Trott questioned Hall about testimony to the jury given by a defense expert about the risk to the baby if left untreated. “Did he not go beyond that and say in his opinion she had meningitis, and the administration of these antibiotics saved her, regardless of the results of the lumbar test?” he asked. Hall responded, “That is one of the opinions that can be solicited from him.”
When Christopher Pooser, attorney for St. Luke’s, began his arguments, Trott interrupted him, asking if his argument is that “all they were doing was following state law?” Pooser said yes. He said when the hospital social worker called Child Protective Services and the Boise Police, “He was merely reporting as he was required to by the law.”
Rosman said instead of seizing custody of the child, the hospital could have allowed the mother to consult with her husband and other doctor to see if she wanted to consent to the procedure, and if not, it could have called an on-call judge for an immediate hearing on whether custody should be removed.
“Don’t forget the cure can be worse than the disease,” he told the court. At that, Wallace retorted, “Well, how can a spinal tap be worse than death? The outcome they were worried about was death.”

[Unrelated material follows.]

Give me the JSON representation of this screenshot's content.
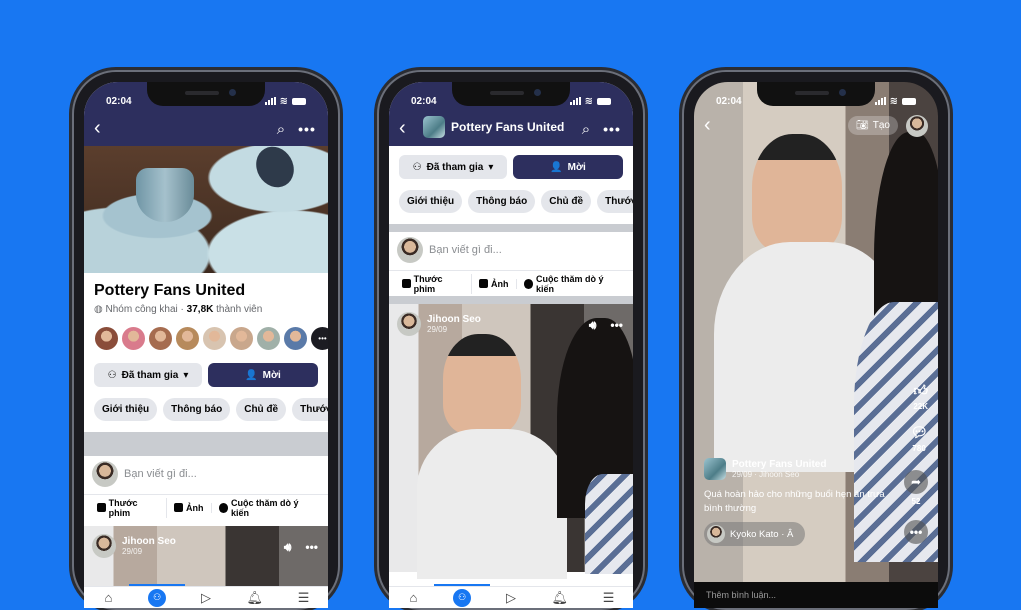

After the arguments concluded, a reporter asked Rosman who paid for the medical procedure on the baby. “They tried to get the Muellers to pay for it,” he said. “The Muellers refused to pay for the procedures they didn’t authorize.” Eventually, he said, “St. Luke’s agreed to accept the insurance alone,” and forego any further payment from the parents.
Rosman said, “This case struck us as a case in which individual rights were violated. The important right of parents to make medical decisions for their children in reasonable circumstances was violated.”
Hall said the Muellers called their own expert witness who disputed the defense expert’s testimony. “There was still a risk regardless of those test results,” he said. “The issue … was the amount of that risk, the seriousness of that risk.”